Mike Christensen
By Bruce Schultz, Louisiana State University May 16, 2012

Louisiana rice farmers who plan to harvest crawfish from their fields next year should consider restocking crawfish once their rice crops have been flooded.

But restocking permanent ponds is seldom anything but a waste of time and money, according to LSU AgCenter crawfish researcher Ray McClain.

The only time restocking is justifiable in a permanent pond is with a newly constructed pond or in an existing one that has been affected by a catastrophe, McClain said.

“Under normal circumstances, if there’s enough crawfish to harvest, there’s enough crawfish for a brood stock,” he said.

        
         

Trapping crawfish is so inefficient it will not deplete enough crawfish to affect the next year’s production.

McClain said restocking crawfish in rice fields that are in a crawfish-rice rotation should be done before June when water becomes hot.

Several points that should be remembered when stocking, McClain said, include:

– Start with healthy crawfish.

– Stock with an equal number of males and females.

– Handle stockers with more care than crawfish to be eaten. “You want to get them in the water as soon as possible, and you don’t want crawfish that are kept in a cooler.”

– Size is not important because it generally is determined by environmental factors. Smaller to mid-size crawfish will provide a similar number of young, while size at harvest will be determined primarily by environmental conditions and not by size of brood stock.

– Where the crawfish are harvested isn’t important, as long as they are healthy.

– Consider getting stockers from different sources to diversify the population.

– Spread stocking out over several days at the rate of one to two 34- to 40-pound sacks per day.

Generally, McClain said, stocking is a good idea when rice is six to eight weeks old, the permanent flood has been established and the rice is beyond the need for insecticides.

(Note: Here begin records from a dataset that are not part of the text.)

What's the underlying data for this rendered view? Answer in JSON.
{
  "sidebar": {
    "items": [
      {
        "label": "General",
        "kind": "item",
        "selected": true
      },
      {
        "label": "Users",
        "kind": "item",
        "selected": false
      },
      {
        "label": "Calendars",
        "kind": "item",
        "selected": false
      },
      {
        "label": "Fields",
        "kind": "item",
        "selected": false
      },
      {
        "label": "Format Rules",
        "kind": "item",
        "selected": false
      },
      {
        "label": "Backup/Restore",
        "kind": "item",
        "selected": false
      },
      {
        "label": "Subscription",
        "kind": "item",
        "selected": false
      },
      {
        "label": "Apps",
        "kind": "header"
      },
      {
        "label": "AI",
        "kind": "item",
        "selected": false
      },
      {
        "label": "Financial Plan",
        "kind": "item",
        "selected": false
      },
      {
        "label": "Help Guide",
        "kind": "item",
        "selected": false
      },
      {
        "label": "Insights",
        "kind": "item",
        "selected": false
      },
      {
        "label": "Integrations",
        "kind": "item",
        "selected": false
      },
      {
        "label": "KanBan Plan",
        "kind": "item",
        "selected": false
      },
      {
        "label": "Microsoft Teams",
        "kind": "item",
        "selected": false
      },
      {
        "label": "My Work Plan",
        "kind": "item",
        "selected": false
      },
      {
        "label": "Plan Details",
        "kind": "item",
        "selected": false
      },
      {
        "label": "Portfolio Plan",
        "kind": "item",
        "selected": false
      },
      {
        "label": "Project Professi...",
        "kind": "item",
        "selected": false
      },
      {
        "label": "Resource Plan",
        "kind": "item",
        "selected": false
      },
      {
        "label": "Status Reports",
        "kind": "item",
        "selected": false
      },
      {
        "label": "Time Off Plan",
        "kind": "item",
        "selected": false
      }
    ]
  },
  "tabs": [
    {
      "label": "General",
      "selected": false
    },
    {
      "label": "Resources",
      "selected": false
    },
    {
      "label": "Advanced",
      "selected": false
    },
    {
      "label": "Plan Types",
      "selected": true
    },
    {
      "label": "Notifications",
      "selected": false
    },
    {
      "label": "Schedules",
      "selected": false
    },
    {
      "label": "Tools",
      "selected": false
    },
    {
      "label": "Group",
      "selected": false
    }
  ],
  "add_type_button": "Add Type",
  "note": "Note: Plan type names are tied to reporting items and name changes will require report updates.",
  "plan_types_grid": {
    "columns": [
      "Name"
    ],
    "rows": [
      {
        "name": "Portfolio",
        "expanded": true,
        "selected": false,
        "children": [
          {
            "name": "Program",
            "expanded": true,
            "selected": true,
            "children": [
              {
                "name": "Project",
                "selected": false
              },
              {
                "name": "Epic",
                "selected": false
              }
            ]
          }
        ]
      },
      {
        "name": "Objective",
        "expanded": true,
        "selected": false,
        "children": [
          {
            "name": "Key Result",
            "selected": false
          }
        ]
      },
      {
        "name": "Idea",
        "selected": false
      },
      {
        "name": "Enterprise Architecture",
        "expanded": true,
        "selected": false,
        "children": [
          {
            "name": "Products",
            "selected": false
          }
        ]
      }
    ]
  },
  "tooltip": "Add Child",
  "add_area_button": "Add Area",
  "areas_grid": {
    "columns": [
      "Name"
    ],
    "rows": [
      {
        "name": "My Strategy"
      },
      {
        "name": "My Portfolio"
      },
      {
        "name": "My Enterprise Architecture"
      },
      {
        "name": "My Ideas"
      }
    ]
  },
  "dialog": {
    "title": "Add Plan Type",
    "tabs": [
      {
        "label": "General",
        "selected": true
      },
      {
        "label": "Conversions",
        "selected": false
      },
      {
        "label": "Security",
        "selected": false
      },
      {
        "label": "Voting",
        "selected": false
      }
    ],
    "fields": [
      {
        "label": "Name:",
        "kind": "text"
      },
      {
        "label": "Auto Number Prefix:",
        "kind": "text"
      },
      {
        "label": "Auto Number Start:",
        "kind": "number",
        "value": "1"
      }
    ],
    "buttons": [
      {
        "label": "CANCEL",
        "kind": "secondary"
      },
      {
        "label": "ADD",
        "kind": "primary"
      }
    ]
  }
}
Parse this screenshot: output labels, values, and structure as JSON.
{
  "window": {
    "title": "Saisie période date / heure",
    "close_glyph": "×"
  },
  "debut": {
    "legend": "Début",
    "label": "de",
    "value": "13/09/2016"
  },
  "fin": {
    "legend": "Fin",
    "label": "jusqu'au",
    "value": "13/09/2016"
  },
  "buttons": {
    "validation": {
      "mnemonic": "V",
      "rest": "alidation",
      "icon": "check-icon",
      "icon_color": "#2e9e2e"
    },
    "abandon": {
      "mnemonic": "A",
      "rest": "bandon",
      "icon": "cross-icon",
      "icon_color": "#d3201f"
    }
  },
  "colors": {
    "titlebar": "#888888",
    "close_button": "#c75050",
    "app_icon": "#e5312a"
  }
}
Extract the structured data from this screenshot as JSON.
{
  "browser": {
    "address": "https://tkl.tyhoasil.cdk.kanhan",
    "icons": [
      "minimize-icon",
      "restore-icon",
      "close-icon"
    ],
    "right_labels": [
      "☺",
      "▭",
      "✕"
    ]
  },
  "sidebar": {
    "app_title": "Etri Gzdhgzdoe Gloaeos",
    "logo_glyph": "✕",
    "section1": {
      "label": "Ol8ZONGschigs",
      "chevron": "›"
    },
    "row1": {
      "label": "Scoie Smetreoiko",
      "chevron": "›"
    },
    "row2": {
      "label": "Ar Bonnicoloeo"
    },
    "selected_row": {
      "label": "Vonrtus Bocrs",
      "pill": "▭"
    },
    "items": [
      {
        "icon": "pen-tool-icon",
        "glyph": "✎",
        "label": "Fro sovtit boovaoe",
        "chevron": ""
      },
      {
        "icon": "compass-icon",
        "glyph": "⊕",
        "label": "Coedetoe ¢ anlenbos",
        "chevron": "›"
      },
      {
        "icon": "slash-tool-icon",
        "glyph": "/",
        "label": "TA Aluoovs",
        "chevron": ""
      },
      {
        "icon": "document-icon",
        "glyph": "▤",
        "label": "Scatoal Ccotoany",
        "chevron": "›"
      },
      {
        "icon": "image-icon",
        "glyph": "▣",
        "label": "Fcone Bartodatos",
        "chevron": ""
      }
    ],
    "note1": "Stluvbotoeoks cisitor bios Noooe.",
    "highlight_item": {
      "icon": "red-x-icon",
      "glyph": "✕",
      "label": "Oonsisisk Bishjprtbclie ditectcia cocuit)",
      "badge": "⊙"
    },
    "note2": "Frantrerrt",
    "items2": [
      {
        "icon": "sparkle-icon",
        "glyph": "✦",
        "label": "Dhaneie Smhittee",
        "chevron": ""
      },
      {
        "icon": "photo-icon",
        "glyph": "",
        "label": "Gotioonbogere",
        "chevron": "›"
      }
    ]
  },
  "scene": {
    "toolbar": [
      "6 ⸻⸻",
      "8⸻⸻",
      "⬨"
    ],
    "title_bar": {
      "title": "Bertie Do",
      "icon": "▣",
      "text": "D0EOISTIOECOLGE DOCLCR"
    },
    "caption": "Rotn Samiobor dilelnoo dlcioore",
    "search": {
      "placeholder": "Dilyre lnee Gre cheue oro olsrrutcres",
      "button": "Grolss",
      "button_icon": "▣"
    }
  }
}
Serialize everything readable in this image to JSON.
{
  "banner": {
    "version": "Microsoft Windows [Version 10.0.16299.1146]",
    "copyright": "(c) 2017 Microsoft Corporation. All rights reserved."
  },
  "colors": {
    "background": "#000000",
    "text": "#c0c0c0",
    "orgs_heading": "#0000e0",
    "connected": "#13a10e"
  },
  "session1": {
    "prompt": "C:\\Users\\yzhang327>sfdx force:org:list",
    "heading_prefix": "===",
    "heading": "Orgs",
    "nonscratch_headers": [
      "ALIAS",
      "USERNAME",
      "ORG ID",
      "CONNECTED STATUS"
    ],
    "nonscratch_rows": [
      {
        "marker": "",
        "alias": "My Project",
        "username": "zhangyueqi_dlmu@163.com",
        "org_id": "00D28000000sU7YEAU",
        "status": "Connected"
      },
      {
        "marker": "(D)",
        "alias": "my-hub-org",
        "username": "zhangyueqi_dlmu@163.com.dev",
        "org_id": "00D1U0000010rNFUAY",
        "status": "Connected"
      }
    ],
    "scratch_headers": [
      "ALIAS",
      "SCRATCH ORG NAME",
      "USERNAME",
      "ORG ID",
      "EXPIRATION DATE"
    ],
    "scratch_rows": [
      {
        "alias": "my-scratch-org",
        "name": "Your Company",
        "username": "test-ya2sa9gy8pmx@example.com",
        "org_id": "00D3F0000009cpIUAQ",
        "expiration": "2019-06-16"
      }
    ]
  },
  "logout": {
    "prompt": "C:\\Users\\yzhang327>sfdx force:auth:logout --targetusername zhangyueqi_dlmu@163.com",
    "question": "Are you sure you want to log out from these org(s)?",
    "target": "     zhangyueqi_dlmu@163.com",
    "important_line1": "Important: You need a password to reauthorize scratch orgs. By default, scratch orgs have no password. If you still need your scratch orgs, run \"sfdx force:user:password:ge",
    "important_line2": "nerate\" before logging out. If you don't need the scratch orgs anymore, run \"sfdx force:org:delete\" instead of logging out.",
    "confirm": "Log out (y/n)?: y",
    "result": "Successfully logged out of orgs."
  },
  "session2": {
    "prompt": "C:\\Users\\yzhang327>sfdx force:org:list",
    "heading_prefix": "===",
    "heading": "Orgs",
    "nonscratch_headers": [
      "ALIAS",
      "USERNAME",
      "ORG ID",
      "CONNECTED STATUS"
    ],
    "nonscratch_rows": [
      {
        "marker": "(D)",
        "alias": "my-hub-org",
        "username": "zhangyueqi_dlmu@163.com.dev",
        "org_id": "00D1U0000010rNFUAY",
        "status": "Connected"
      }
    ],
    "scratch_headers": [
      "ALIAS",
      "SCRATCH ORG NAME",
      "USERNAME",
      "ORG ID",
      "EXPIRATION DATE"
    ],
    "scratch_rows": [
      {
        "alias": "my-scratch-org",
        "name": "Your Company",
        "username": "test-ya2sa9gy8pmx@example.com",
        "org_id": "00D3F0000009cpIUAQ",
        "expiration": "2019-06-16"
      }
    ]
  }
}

Mike Christensen
By Bruce Schultz, Louisiana State University May 16, 2012